In the entries below, find each line with the word "name" and pull it out.

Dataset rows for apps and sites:
■ ■ ■ ■

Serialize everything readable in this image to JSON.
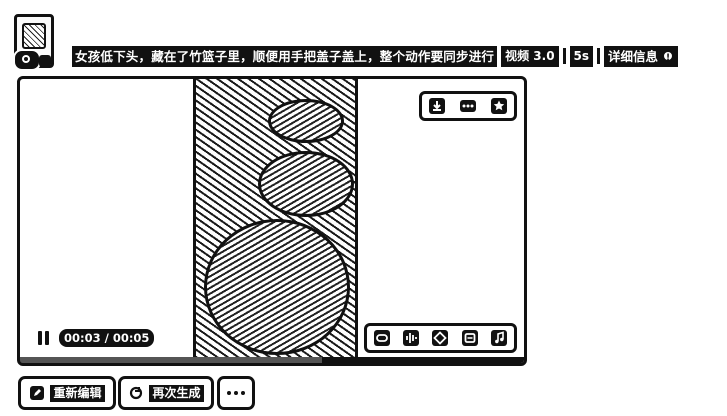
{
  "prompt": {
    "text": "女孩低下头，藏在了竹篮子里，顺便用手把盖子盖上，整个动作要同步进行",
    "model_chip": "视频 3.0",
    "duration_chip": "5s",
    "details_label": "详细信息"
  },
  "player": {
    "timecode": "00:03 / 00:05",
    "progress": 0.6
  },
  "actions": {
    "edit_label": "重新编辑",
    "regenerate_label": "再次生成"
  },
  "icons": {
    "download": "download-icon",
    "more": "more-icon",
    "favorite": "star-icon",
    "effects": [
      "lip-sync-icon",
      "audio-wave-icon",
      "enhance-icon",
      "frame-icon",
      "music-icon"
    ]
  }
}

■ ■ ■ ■

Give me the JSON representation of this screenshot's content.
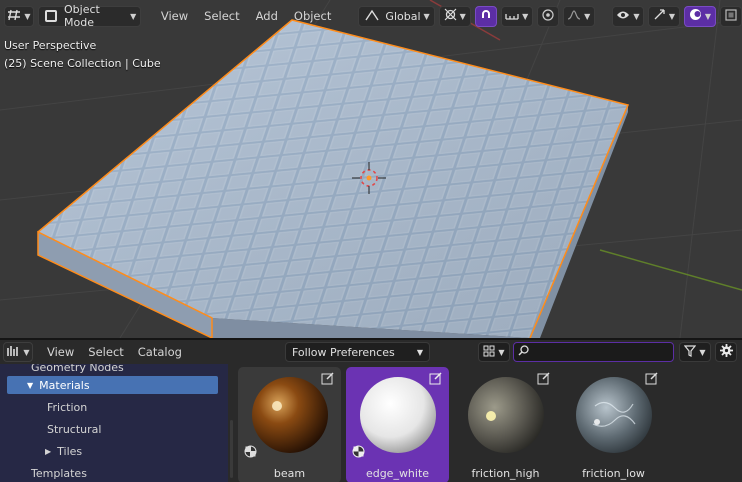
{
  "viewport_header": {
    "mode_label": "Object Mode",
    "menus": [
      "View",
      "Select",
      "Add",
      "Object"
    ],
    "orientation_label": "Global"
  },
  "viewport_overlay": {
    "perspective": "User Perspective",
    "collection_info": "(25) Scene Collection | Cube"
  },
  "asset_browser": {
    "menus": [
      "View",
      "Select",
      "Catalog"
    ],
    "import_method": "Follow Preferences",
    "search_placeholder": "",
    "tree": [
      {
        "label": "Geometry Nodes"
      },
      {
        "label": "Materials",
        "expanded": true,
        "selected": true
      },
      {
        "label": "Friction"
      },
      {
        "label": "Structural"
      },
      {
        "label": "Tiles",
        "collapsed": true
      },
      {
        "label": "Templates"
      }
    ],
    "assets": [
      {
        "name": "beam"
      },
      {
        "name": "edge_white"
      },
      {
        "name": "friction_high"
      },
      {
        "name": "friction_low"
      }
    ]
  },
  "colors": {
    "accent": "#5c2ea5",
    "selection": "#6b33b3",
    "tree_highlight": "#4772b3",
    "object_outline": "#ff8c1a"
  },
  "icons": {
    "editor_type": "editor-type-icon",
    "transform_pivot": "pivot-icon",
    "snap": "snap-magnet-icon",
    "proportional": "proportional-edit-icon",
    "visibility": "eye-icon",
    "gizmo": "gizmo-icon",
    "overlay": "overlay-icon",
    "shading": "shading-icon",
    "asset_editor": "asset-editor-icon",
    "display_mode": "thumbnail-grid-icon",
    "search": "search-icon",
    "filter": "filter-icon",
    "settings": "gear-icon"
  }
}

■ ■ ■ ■

RESPONSE TO THIS EXERCISE:
        "name": "beam"
        "name": "edge_white"
        "name": "friction_high"
        "name": "friction_low"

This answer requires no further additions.